America’s forgotten POW: Bowe Bergdahl
April 24, 2012 Leave a comment
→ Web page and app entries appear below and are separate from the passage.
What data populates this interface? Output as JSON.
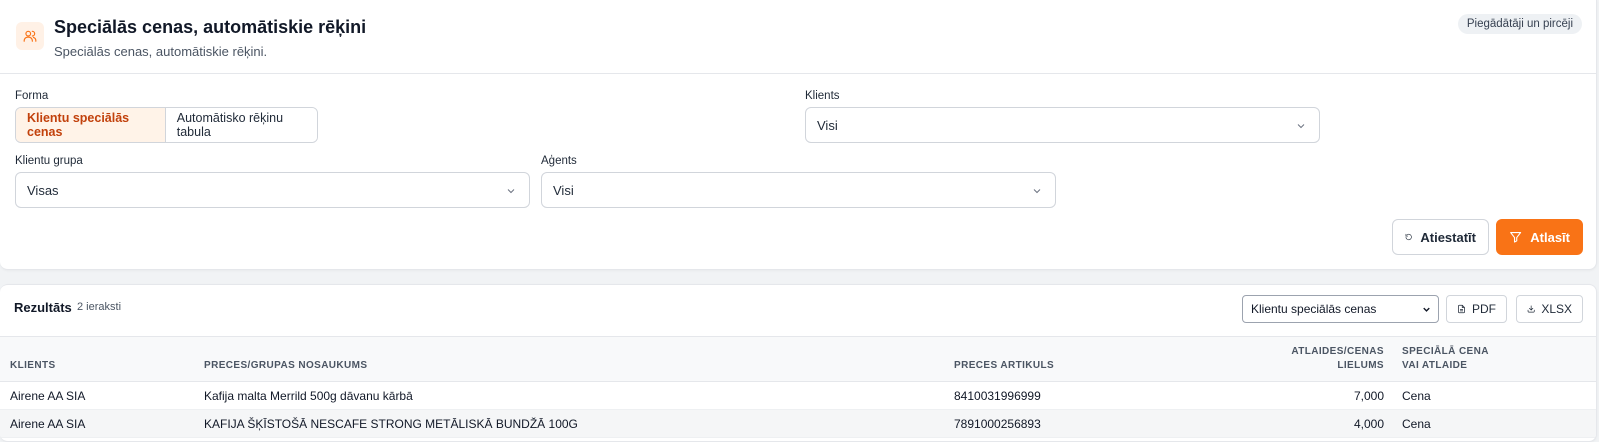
{
  "header": {
    "title": "Speciālās cenas, automātiskie rēķini",
    "subtitle": "Speciālās cenas, automātiskie rēķini.",
    "badge": "Piegādātāji un pircēji",
    "icon": "users-icon"
  },
  "filters": {
    "forma": {
      "label": "Forma",
      "options": [
        "Klientu speciālās cenas",
        "Automātisko rēķinu tabula"
      ],
      "active": "Klientu speciālās cenas"
    },
    "klients": {
      "label": "Klients",
      "value": "Visi"
    },
    "klientu_grupa": {
      "label": "Klientu grupa",
      "value": "Visas"
    },
    "agents": {
      "label": "Aģents",
      "value": "Visi"
    },
    "reset_label": "Atiestatīt",
    "apply_label": "Atlasīt"
  },
  "results": {
    "title": "Rezultāts",
    "count": "2 ieraksti",
    "report_select": "Klientu speciālās cenas",
    "pdf_label": "PDF",
    "xlsx_label": "XLSX",
    "columns": {
      "klients": "KLIENTS",
      "nosaukums": "PRECES/GRUPAS NOSAUKUMS",
      "artikuls": "PRECES ARTIKULS",
      "lielums_1": "ATLAIDES/CENAS",
      "lielums_2": "LIELUMS",
      "veids_1": "SPECIĀLĀ CENA",
      "veids_2": "VAI ATLAIDE"
    },
    "rows": [
      {
        "klients": "Airene AA SIA",
        "nosaukums": "Kafija malta Merrild 500g dāvanu kārbā",
        "artikuls": "8410031996999",
        "lielums": "7,000",
        "veids": "Cena"
      },
      {
        "klients": "Airene AA SIA",
        "nosaukums": "KAFIJA ŠĶĪSTOŠĀ NESCAFE STRONG METĀLISKĀ BUNDŽĀ 100G",
        "artikuls": "7891000256893",
        "lielums": "4,000",
        "veids": "Cena"
      }
    ]
  },
  "colors": {
    "accent": "#f97316",
    "accent_soft": "#fff3e8",
    "accent_text": "#c2410c"
  }
}
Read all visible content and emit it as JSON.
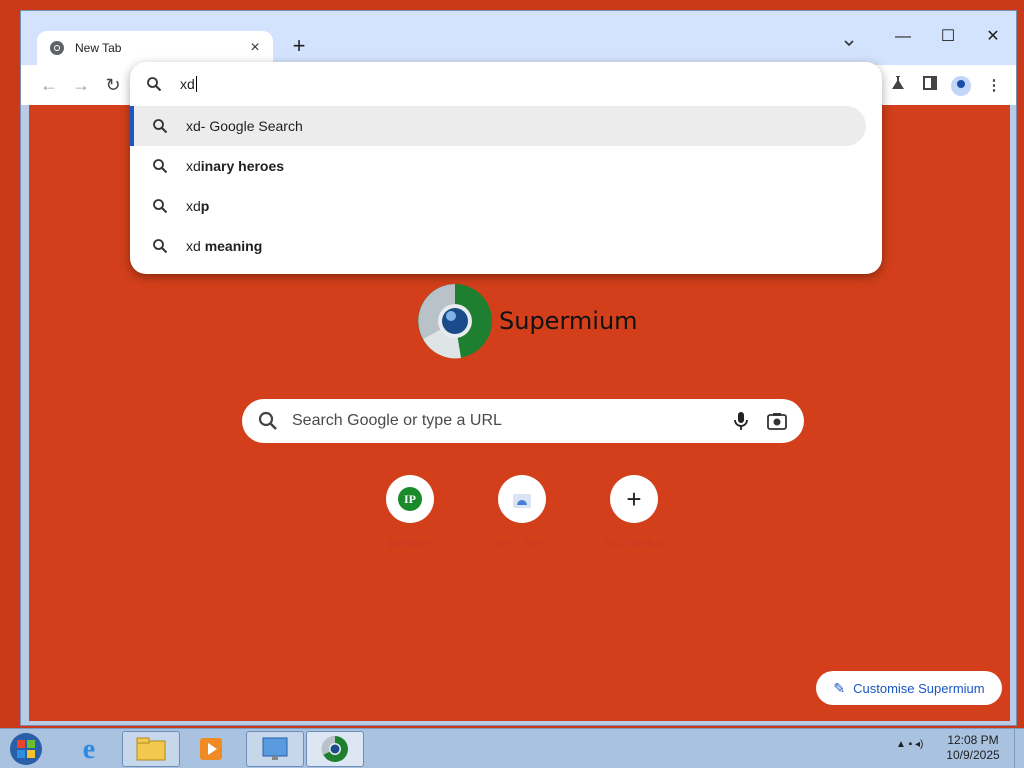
{
  "browser": {
    "tab_title": "New Tab",
    "tab_close": "×",
    "new_tab": "+",
    "window_controls": {
      "minimize": "—",
      "maximize": "☐",
      "close": "✕"
    }
  },
  "toolbar": {
    "back": "←",
    "forward": "→",
    "reload": "↻",
    "menu": "⋮"
  },
  "omnibox": {
    "input_value": "xd",
    "suggestions": [
      {
        "prefix": "xd",
        "rest": " - Google Search",
        "bold": false
      },
      {
        "prefix": "xd",
        "rest": "inary heroes",
        "bold": true
      },
      {
        "prefix": "xd",
        "rest": "p",
        "bold": true
      },
      {
        "prefix": "xd ",
        "rest": "meaning",
        "bold": true
      }
    ]
  },
  "ntp": {
    "brand": "Supermium",
    "search_placeholder": "Search Google or type a URL",
    "shortcuts": [
      {
        "label": "ipchicken",
        "badge": "IP"
      },
      {
        "label": "Web Store",
        "badge": ""
      },
      {
        "label": "Add shortcut",
        "badge": "+"
      }
    ],
    "customise_label": "Customise Supermium"
  },
  "taskbar": {
    "time": "12:08 PM",
    "date": "10/9/2025"
  },
  "colors": {
    "page_bg": "#d23f1a",
    "accent": "#1a56c4",
    "titlebar": "#d3e3fd"
  }
}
The decision to send young men and women to kill and die in foreign lands is one which is often taken without much real thought for the welfare of these individuals, often barely past the age of adulthood, despite the massive amount of rhetoric and jingoism which surrounds their deployments. Soldiers are killed and maimed with depressing regularity, registering as a brief news story and then in most cases disappearing from the public consciousness forever. Perhaps even more painful psychologically is the plight of soldiers in conflict who disappear into the hands of those they have been sent to fight, continuing to exist in a state of living death, often mistreated and without means of contacting their loved ones or a clear prospect of when, or if, they may ever safely return home again. During the years of his detention in the Gaza Strip, captured Israeli soldier Gilad Schalit became a symbolic figure in his country whose name was known to every citizen. Through his suffering he became an iconic figure in Israel, where concern about his fate was almost universal and public pressure eventually forced the government to make his status a priority in its policy decisions. Similarly, most every Palestinian knows the plight of their own prisoners languishing behind enemy lines and popular opinion ensures that their fates are front and centre in every political negotiation carried out by their leaders.